Month: August 2014

VFF: Promoting Student Autonomy

Virginia International University’s School of Education welcomes all to join us for the September event in our Voices from the Field speaker series: a presentation entitled “Promoting Student Autonomy.” In this first talk of the Fall semester, our distinguished guest speaker, Dr. Heather Weger, will discuss how authentic, task-based activities can scaffold learning in multi-level classes.

  • Date: Thursday, September 11, 2014
  • Time: 2:00 PM  – 3:00 PM
  • Location: Waples Mill Conference Room
    11200 Waples Mill Road, #360, Fairfax, VA  22030

Description of Talk

When educators find themselves faced with a classroom full of learners possessing a variety of skills, interests, and goals, they may ask:

  • How can I individualize activities to provide both sufficient scaffolding and appropriate challenges for students at different levels of ability?
  • How can I ensure that tasks will be stimulating and motivating for all students?
  • Give the myriad demands on my time, how can I do this efficiently?

In this session, drawing on principles of student autonomy, authentic materials, and task-based learning, the presenter will outline two media-based projects (one written, one oral) that educators can use to scaffold, challenge, and inspire students toward the development of content-area knowledge, skills, and level-appropriate language use.

Dr. Heather Weger

Speaker Bio

Dr. Heather Weger is a Senior Instructor for the Center for Language Education and Development at Georgetown University. With a PhD in Applied Linguistics and over 10 years of English teaching experience in the US and abroad, she promotes a task-based, integrated-skills approach to teaching academic English skills for international students. She is passionate about curriculum and assessment design as well as facilitating language teacher education opportunities. She has combined these passions through her work as a consultant for the Universidad del Norte in Colombia, and by pursuing an active research agenda into individual differences in language acquisition, student motivation in formal classroom settings, and adult learners’ constructions of their identities.


This event is open to all VIU students, staff, and faculty, as well as members of the surrounding community.

To learn more about participating in Voices from the Field, please contact Mr. Kevin Martin at, follow us on social media @SEDatVIU and @TESOLVIU, and visit the School of Education’s website at


Education Students Visit Historic Schoolhouse

Field Trip to the Vale Schoolhouse

By Elif Sigindere Omur

The Summer II EDUC 500: “Introduction to Education and Educational Research” class visited the Vale Schoolhouse on Tuesday, July 29, 2014 along with Dr. Rebecca Sachs and Dr. Jillian Wendt. Members of the Vale Club and Friends of the Vale Schoolhouse, Liz Jones and Chris Leichweis, hosted the visit and shared their expertise. It was a wonderful experience for all of us. We had the opportunity to see how education was approached in the past in Fairfax County.
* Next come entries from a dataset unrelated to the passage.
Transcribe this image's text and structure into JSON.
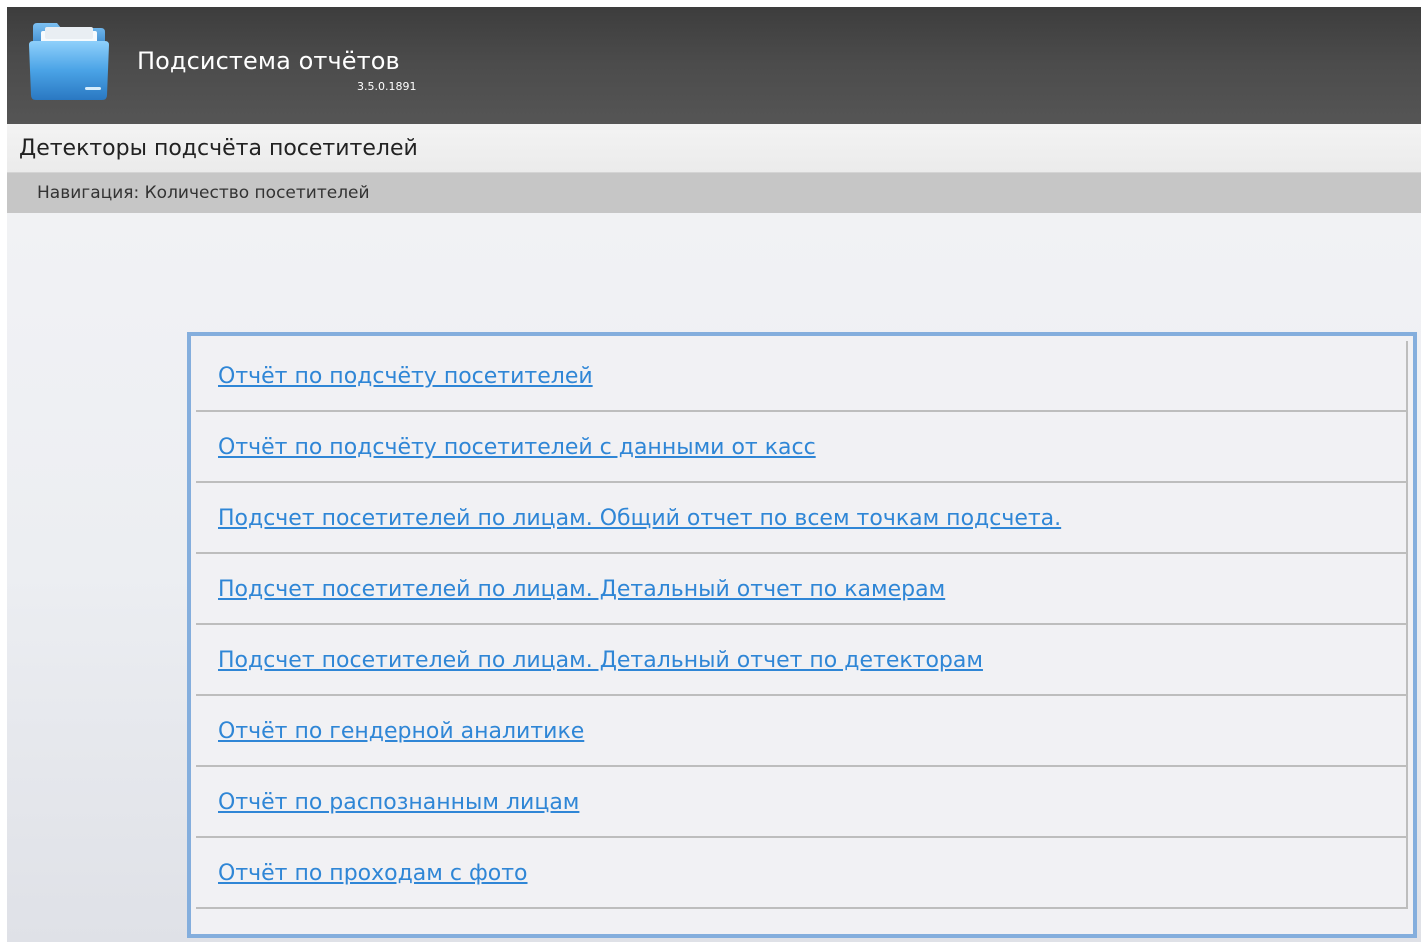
{
  "header": {
    "title": "Подсистема отчётов",
    "version": "3.5.0.1891",
    "logo_icon": "folder-icon"
  },
  "section": {
    "title": "Детекторы подсчёта посетителей"
  },
  "breadcrumb": {
    "text": "Навигация: Количество посетителей"
  },
  "reports": [
    {
      "label": "Отчёт по подсчёту посетителей"
    },
    {
      "label": "Отчёт по подсчёту посетителей с данными от касс"
    },
    {
      "label": "Подсчет посетителей по лицам. Общий отчет по всем точкам подсчета."
    },
    {
      "label": "Подсчет посетителей по лицам. Детальный отчет по камерам"
    },
    {
      "label": "Подсчет посетителей по лицам. Детальный отчет по детекторам"
    },
    {
      "label": "Отчёт по гендерной аналитике"
    },
    {
      "label": "Отчёт по распознанным лицам"
    },
    {
      "label": "Отчёт по проходам с фото"
    }
  ],
  "colors": {
    "link": "#2f86d6",
    "panel_border": "#84aedd",
    "header_bg": "#474747",
    "breadcrumb_bg": "#c6c6c6"
  }
}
Students attended the school from the surrounding Oakton, VA area from 1884-1931. The schoolhouse consisted of just two rooms—one room for primary students and one room for secondary students—with two doors for entry into the main area of the schoolhouse. One door was used for girls while the other one was for boys. During class, girls were typically seated on one side of each room while boys sat on the other. Class was started by ringing a bell, which towered over the schoolhouse and could be rung from indoors. The schoolhouse was heated by a small pot-bellied stove. Students were required to provide wood for heating the school in the cold winter months.

Elif Sigindere Omur is a first-year graduate student in the Master of Education program at VIU. More information on the Vale Schoolhouse can be found at Additional information about the School of Education can be found at